Outrage has been the word since Buck O'Neill and Minnie Minoso were not included in the list of 17 to be honored. I doubt you could name more than 2 of the 17 inducted, but you damn sure know that Buck and Minnie got "screwed!"
Which is a pity, because the Ehshrinees are the ones getting screwed over. Again, to be honest. They got discriminated against and weren't allowed to play Major League Baseball, which is why the Negro League committee was formed in the first place. I've enjoyed jumping all over Bud Selig for all sorts of things, but this isn't one of them. He should get a pat on the back for jump starting this long overdue process. That it has taken so long for this to happen is a shame.
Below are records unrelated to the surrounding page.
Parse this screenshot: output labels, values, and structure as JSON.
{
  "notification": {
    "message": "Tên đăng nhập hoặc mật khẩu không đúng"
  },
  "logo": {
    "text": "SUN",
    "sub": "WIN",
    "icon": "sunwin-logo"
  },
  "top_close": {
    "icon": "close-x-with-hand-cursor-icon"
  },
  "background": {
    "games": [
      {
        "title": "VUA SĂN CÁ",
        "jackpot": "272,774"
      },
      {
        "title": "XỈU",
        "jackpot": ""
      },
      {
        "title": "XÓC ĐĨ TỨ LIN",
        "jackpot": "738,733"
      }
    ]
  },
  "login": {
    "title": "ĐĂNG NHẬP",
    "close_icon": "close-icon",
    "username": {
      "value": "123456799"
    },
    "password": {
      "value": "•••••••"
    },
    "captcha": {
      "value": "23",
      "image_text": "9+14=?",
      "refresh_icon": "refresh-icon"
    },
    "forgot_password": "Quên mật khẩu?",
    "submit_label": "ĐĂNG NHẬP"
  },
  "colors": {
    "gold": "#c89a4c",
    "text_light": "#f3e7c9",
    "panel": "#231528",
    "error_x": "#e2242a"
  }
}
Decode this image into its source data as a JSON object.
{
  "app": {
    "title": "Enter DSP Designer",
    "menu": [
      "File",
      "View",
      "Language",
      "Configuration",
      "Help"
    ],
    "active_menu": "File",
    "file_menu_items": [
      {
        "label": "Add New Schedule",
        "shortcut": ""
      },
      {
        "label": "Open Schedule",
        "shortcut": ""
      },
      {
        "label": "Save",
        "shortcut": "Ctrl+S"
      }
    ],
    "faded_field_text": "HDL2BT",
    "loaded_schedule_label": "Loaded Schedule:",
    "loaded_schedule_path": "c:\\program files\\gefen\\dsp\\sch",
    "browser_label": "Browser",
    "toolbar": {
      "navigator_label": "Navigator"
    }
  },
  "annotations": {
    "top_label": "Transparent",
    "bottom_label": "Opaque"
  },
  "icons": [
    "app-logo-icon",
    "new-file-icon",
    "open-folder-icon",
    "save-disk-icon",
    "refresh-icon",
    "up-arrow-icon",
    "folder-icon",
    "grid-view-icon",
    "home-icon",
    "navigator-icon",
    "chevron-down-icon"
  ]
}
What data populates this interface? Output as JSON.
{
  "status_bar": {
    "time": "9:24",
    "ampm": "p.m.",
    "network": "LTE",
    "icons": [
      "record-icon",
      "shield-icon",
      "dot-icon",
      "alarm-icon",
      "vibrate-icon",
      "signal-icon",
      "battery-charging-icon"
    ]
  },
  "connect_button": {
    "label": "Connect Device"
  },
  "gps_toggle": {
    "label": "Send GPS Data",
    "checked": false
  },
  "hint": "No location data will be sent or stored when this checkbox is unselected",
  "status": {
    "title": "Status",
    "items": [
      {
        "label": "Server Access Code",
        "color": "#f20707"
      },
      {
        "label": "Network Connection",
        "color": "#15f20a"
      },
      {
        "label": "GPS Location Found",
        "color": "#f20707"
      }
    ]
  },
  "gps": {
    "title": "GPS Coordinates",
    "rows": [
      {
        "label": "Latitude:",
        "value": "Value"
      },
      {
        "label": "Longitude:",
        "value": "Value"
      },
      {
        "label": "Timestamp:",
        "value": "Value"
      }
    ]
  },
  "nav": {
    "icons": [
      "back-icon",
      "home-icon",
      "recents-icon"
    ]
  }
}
That it's being overlooked because of who didn't get in is a shame. That the 17 ensuring and their families are being ignored yet again is a travesty.
Maury Brown wrote a compelling article about this on The Hardball Times. You can read it here. You can also read the Official Release from the Baseball Hall of Fame here. You should ignore Keith Olberman at all costs on this issue because he is irrational and emotional about this.
I can't say whether Buck O'Neill belongs in the Hall of Fame or not. To me, it's not a slam dunk notion. And I don't believe that Minoso belongs based on his Negro League career, which was why this Committee was formed to begin with. I do believe that emotional overreaction has been the word since the announcement, with a complete ignoring of the actual records (incomplete as they may be) and that's a shame. Especially since there has been so much outrage over players who some feel don't belong based on the numbers. (Bill Mazeroski, anyone?) So, I find this argument that O'Neill should be in the HoF simply because he's been a great ambassador for The Game, when his numbers (that we are privy to) don't quite make the case to be disingenuous at best, and sad at worst.
Buck O'Neill is a Baseball Treasure. There is no doubting this. What he has done for the game, both inside and out has been tremendous. His contributions will never be forgotten, nor should they be. You only have to stroll the Negro League Museum in Kansas City to see what I'm talking about (and if you've never been, go there now!). But his lack of inclusion in the recent Negro Leagues balloting is no reason to ignore again the contributions of those who were selected.